### WHAT THE TASK REQUIRES
Present each line of the entries below that holds the word "Lower".

+++ DATA FOR THIS TASK +++

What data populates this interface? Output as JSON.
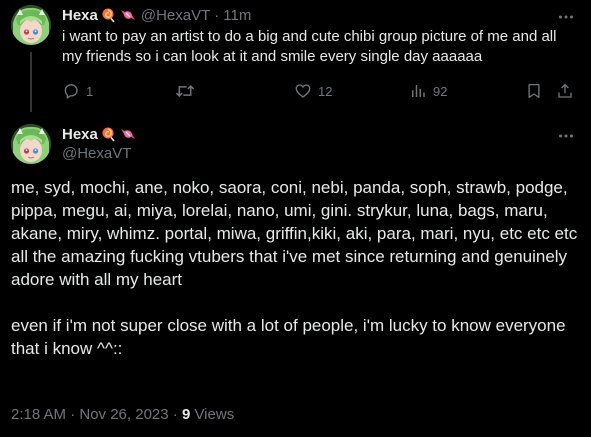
{
  "reply_tweet": {
    "display_name": "Hexa",
    "handle": "@HexaVT",
    "separator": "·",
    "time": "11m",
    "text": "i want to pay an artist to do a big and cute chibi group picture of me and all my friends so i can look at it and smile every single day aaaaaa",
    "actions": {
      "replies": "1",
      "reposts": "",
      "likes": "12",
      "views": "92"
    }
  },
  "main_tweet": {
    "display_name": "Hexa",
    "handle": "@HexaVT",
    "text": "me, syd, mochi, ane, noko, saora, coni, nebi, panda, soph, strawb, podge, pippa, megu, ai, miya, lorelai, nano, umi, gini. strykur, luna, bags, maru, akane, miry, whimz. portal, miwa, griffin,kiki, aki, para, mari, nyu, etc etc etc\nall the amazing fucking vtubers that i've met since returning and genuinely adore with all my heart\n\neven if i'm not super close with a lot of people, i'm lucky to know everyone that i know ^^::",
    "timestamp": "2:18 AM · Nov 26, 2023 ·",
    "views_count": "9",
    "views_label": "Views"
  },
  "icons": {
    "badge_1": "lollipop-icon",
    "badge_2": "wrapped-candy-icon",
    "more": "more-icon",
    "reply": "reply-icon",
    "repost": "repost-icon",
    "like": "heart-icon",
    "views": "views-chart-icon",
    "bookmark": "bookmark-icon",
    "share": "share-icon"
  },
  "colors": {
    "background": "#000000",
    "text_primary": "#e7e9ea",
    "text_secondary": "#71767b",
    "thread_line": "#333639"
  }
}
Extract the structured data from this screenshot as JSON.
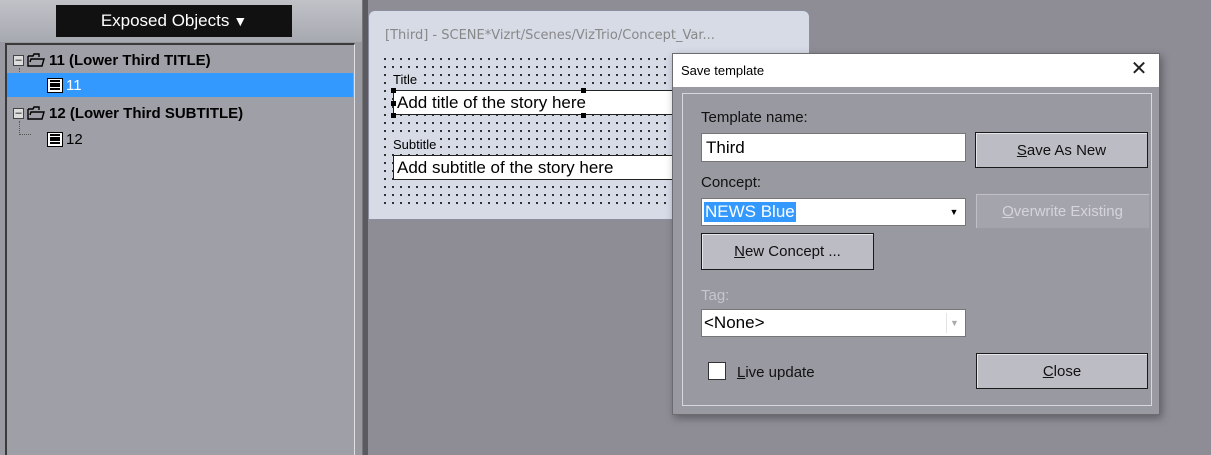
{
  "colors": {
    "selection": "#3399ff",
    "desktop": "#8e8d96",
    "dialog_bg": "#9899a1"
  },
  "exposed_panel": {
    "title": "Exposed Objects",
    "caret_icon": "triangle-down-icon",
    "tree": [
      {
        "label": "11 (Lower Third TITLE)",
        "child": "11",
        "child_selected": true
      },
      {
        "label": "12 (Lower Third SUBTITLE)",
        "child": "12",
        "child_selected": false
      }
    ]
  },
  "scene_window": {
    "title": "[Third] - SCENE*Vizrt/Scenes/VizTrio/Concept_Var...",
    "fields": [
      {
        "label": "Title",
        "value": "Add title of the story here"
      },
      {
        "label": "Subtitle",
        "value": "Add subtitle of the story here"
      }
    ]
  },
  "dialog": {
    "title": "Save template",
    "close_icon": "close-icon",
    "template_name_label": "Template name:",
    "template_name_value": "Third",
    "save_as_new_button": {
      "pre": "",
      "accel": "S",
      "post": "ave As New"
    },
    "concept_label": "Concept:",
    "concept_value": "NEWS Blue",
    "overwrite_button": {
      "pre": "",
      "accel": "O",
      "post": "verwrite Existing"
    },
    "new_concept_button": {
      "pre": "",
      "accel": "N",
      "post": "ew Concept ..."
    },
    "tag_label": "Tag:",
    "tag_value": "<None>",
    "live_update": {
      "pre": "",
      "accel": "L",
      "post": "ive update",
      "checked": false
    },
    "close_button": {
      "pre": "",
      "accel": "C",
      "post": "lose"
    }
  }
}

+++

### ANSWER TO THIS PROBLEM
        "label": "11 (Lower Third TITLE)",
        "label": "12 (Lower Third SUBTITLE)",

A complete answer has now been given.